TASK PROMPT: Find all lines below containing the string "JSON" and return them.

RECORDED DATA:
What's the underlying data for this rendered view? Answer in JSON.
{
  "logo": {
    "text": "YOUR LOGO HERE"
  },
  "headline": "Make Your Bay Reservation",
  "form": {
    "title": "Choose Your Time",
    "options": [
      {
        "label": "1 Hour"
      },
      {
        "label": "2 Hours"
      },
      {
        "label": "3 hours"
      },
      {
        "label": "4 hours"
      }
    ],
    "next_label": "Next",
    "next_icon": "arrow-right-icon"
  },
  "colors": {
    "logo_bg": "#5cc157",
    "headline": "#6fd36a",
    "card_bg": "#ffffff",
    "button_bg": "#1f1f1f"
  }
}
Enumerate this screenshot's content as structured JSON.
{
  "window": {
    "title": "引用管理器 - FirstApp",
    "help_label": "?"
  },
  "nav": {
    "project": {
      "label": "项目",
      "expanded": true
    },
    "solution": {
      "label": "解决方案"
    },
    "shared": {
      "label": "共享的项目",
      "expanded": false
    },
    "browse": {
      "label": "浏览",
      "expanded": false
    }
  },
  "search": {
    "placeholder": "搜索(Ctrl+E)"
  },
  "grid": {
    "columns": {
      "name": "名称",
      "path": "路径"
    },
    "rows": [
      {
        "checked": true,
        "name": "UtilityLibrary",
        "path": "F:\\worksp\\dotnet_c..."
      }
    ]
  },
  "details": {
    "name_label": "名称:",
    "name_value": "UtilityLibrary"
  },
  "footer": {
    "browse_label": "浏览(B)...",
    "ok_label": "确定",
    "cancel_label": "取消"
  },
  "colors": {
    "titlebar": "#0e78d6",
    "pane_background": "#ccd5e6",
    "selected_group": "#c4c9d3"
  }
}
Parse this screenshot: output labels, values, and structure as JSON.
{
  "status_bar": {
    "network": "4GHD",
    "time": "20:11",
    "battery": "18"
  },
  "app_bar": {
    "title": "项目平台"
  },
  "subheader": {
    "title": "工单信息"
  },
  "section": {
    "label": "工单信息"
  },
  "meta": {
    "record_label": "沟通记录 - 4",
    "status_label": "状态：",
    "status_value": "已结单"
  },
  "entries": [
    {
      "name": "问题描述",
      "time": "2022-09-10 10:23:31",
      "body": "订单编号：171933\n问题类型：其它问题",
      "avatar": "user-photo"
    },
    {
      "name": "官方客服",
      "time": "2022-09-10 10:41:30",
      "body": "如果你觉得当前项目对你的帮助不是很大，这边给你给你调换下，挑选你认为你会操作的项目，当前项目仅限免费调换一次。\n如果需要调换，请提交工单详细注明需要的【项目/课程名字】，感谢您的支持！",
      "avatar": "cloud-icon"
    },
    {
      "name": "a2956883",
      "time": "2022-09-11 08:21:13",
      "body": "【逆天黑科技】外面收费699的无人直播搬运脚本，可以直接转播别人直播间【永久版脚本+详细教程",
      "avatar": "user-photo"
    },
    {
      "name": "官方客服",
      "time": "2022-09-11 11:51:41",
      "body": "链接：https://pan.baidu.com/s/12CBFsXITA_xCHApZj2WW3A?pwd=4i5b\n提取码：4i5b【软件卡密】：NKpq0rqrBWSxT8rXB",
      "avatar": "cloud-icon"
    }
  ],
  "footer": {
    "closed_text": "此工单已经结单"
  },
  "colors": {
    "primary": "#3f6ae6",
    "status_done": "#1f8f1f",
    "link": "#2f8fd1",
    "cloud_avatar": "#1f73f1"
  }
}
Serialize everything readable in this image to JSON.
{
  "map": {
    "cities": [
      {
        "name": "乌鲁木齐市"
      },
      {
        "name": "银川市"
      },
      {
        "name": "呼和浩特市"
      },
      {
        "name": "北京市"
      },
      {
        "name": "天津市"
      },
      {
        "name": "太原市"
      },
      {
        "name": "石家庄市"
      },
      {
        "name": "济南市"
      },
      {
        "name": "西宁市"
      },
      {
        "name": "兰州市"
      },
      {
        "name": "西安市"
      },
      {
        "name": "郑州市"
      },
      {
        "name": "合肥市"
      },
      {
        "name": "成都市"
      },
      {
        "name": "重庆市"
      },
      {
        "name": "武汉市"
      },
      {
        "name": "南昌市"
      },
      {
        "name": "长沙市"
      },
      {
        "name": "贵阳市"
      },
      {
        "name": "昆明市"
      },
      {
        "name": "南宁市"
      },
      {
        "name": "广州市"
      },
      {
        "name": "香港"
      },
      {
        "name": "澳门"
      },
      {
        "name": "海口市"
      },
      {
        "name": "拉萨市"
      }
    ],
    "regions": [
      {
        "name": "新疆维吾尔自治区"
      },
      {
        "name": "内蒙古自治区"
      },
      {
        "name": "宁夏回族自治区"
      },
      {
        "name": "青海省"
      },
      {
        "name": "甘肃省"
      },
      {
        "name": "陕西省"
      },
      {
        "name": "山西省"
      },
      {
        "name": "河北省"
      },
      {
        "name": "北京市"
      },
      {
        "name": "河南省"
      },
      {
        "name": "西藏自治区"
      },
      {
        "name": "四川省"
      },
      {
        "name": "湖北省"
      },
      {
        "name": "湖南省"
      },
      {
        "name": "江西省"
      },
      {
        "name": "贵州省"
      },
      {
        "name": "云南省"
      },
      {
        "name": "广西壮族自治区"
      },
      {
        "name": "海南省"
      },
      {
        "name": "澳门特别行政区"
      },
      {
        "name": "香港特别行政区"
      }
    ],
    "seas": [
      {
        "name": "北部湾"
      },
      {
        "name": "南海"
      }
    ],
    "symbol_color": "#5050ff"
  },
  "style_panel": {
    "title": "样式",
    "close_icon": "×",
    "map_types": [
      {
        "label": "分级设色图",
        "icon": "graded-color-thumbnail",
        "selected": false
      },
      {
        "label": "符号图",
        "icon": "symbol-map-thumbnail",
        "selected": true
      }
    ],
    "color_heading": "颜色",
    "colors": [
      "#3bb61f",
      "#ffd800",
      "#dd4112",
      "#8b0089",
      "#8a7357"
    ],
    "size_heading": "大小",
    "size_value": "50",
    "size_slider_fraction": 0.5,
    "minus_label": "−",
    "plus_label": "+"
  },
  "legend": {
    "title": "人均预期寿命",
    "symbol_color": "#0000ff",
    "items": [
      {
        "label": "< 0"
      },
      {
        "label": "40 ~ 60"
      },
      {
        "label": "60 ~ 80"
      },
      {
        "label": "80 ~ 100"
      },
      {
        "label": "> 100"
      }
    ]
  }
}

PROBLEM SOLUTION:
What's the underlying data for this rendered view? Answer in JSON.
Enumerate this screenshot's content as structured JSON.
Parse this screenshot: output labels, values, and structure as JSON.
Serialize everything readable in this image to JSON.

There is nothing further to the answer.